### Activity:
Copy every line from the records that holds the word "level".

### Data for processing:
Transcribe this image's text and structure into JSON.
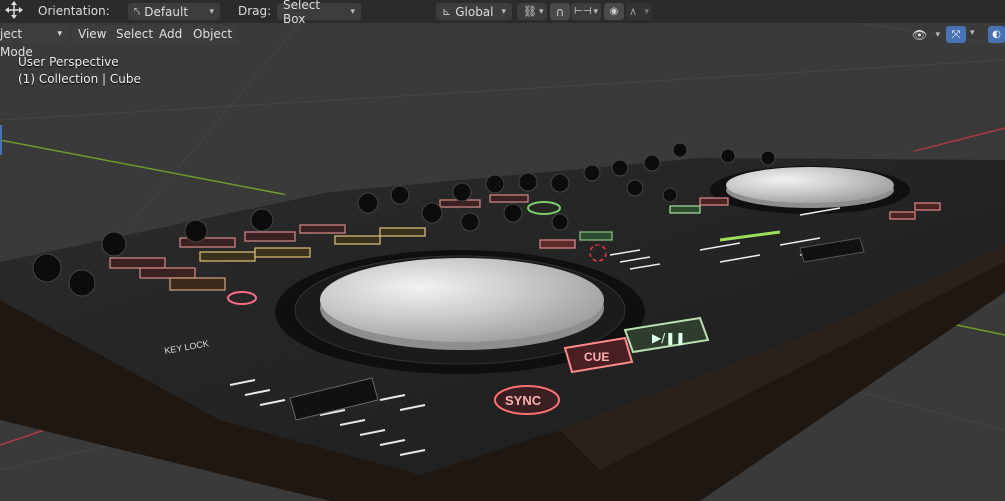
{
  "header": {
    "orientation_label": "Orientation:",
    "orientation_value": "Default",
    "drag_label": "Drag:",
    "drag_value": "Select Box",
    "transform_space": "Global"
  },
  "menubar": {
    "mode": "ject Mode",
    "items": [
      "View",
      "Select",
      "Add",
      "Object"
    ]
  },
  "viewport": {
    "perspective": "User Perspective",
    "collection": "(1) Collection | Cube"
  },
  "model_text": {
    "cue": "CUE",
    "sync": "SYNC",
    "key_lock": "KEY LOCK"
  },
  "colors": {
    "background": "#393939",
    "header": "#2b2b2b",
    "accent_blue": "#4772b3",
    "x_axis": "#b03a44",
    "y_axis": "#6e9a2d"
  },
  "icons": [
    "transform-gizmo-icon",
    "pivot-icon",
    "transform-orientation-icon",
    "snap-link-icon",
    "magnet-icon",
    "snap-target-icon",
    "proportional-edit-icon",
    "falloff-curve-icon",
    "visibility-eye-icon",
    "gizmo-toggle-icon",
    "overlay-toggle-icon"
  ]
}
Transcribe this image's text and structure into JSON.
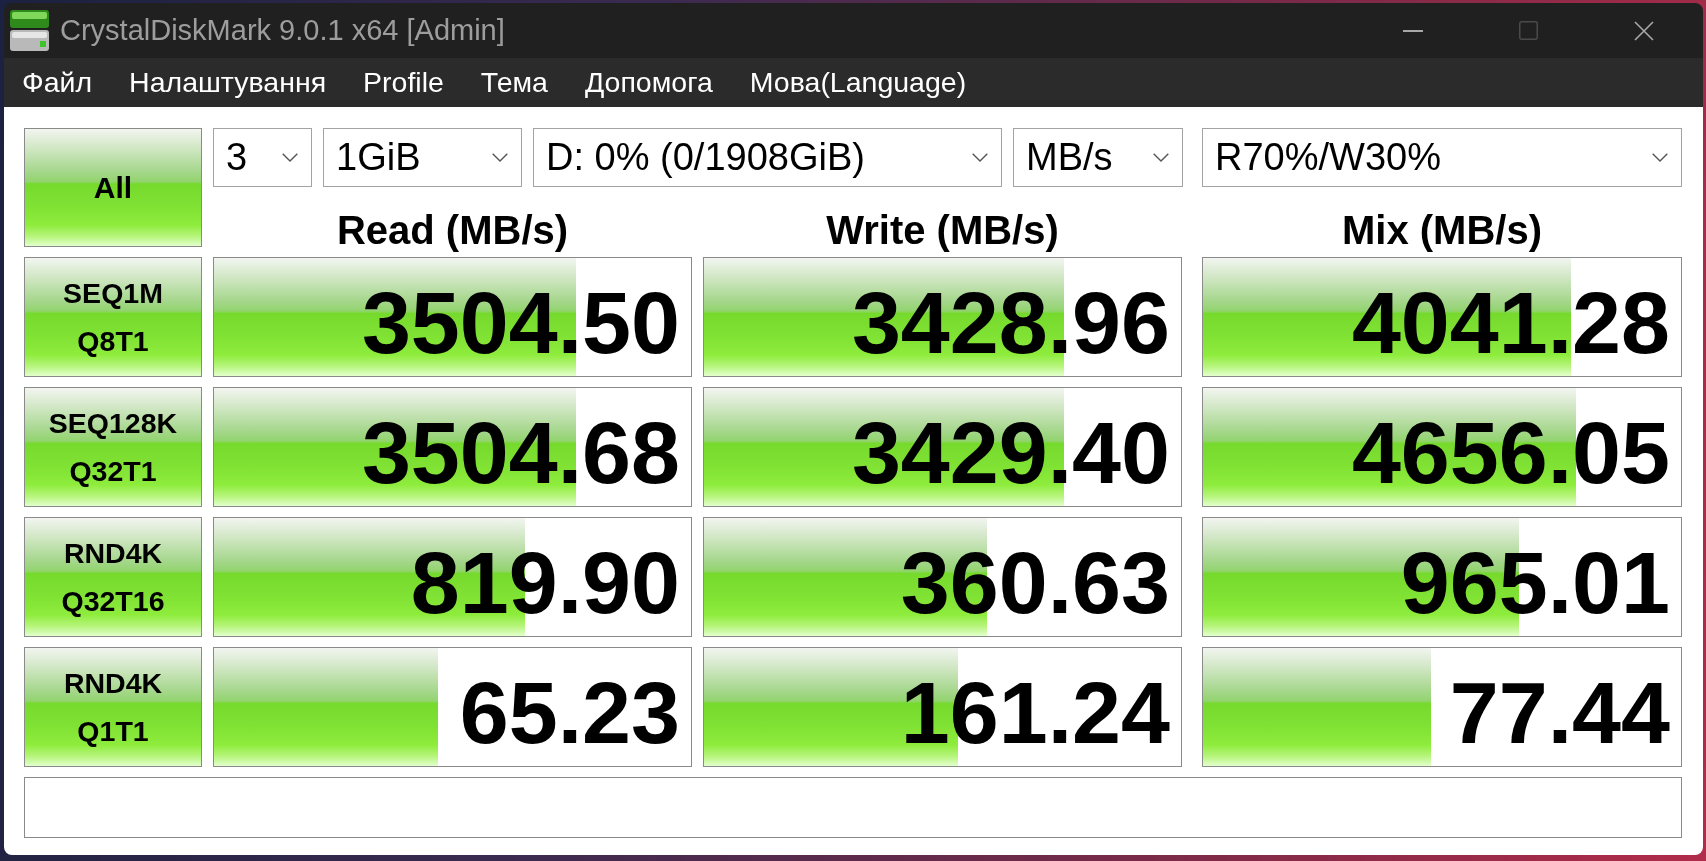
{
  "window": {
    "title": "CrystalDiskMark 9.0.1 x64 [Admin]",
    "controls": [
      {
        "kind": "minimize",
        "disabled": false
      },
      {
        "kind": "maximize",
        "disabled": true
      },
      {
        "kind": "close",
        "disabled": false
      }
    ]
  },
  "menu": [
    "Файл",
    "Налаштування",
    "Profile",
    "Тема",
    "Допомога",
    "Мова(Language)"
  ],
  "benchmark": {
    "all_button": "All",
    "dropdowns": [
      {
        "value": "3"
      },
      {
        "value": "1GiB"
      },
      {
        "value": "D: 0% (0/1908GiB)"
      },
      {
        "value": "MB/s"
      },
      {
        "value": "R70%/W30%"
      }
    ],
    "columns": [
      "Read (MB/s)",
      "Write (MB/s)",
      "Mix (MB/s)"
    ],
    "rows": [
      {
        "label_lines": [
          "SEQ1M",
          "Q8T1"
        ],
        "results": [
          {
            "value": "3504.50",
            "level": 0.759
          },
          {
            "value": "3428.96",
            "level": 0.755
          },
          {
            "value": "4041.28",
            "level": 0.769
          }
        ]
      },
      {
        "label_lines": [
          "SEQ128K",
          "Q32T1"
        ],
        "results": [
          {
            "value": "3504.68",
            "level": 0.759
          },
          {
            "value": "3429.40",
            "level": 0.755
          },
          {
            "value": "4656.05",
            "level": 0.78
          }
        ]
      },
      {
        "label_lines": [
          "RND4K",
          "Q32T16"
        ],
        "results": [
          {
            "value": "819.90",
            "level": 0.652
          },
          {
            "value": "360.63",
            "level": 0.593
          },
          {
            "value": "965.01",
            "level": 0.662
          }
        ]
      },
      {
        "label_lines": [
          "RND4K",
          "Q1T1"
        ],
        "results": [
          {
            "value": "65.23",
            "level": 0.469
          },
          {
            "value": "161.24",
            "level": 0.532
          },
          {
            "value": "77.44",
            "level": 0.477
          }
        ]
      }
    ]
  }
}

### Final answer:
            "level": 0.759
            "level": 0.755
            "level": 0.769
            "level": 0.759
            "level": 0.755
            "level": 0.78
            "level": 0.652
            "level": 0.593
            "level": 0.662
            "level": 0.469
            "level": 0.532
            "level": 0.477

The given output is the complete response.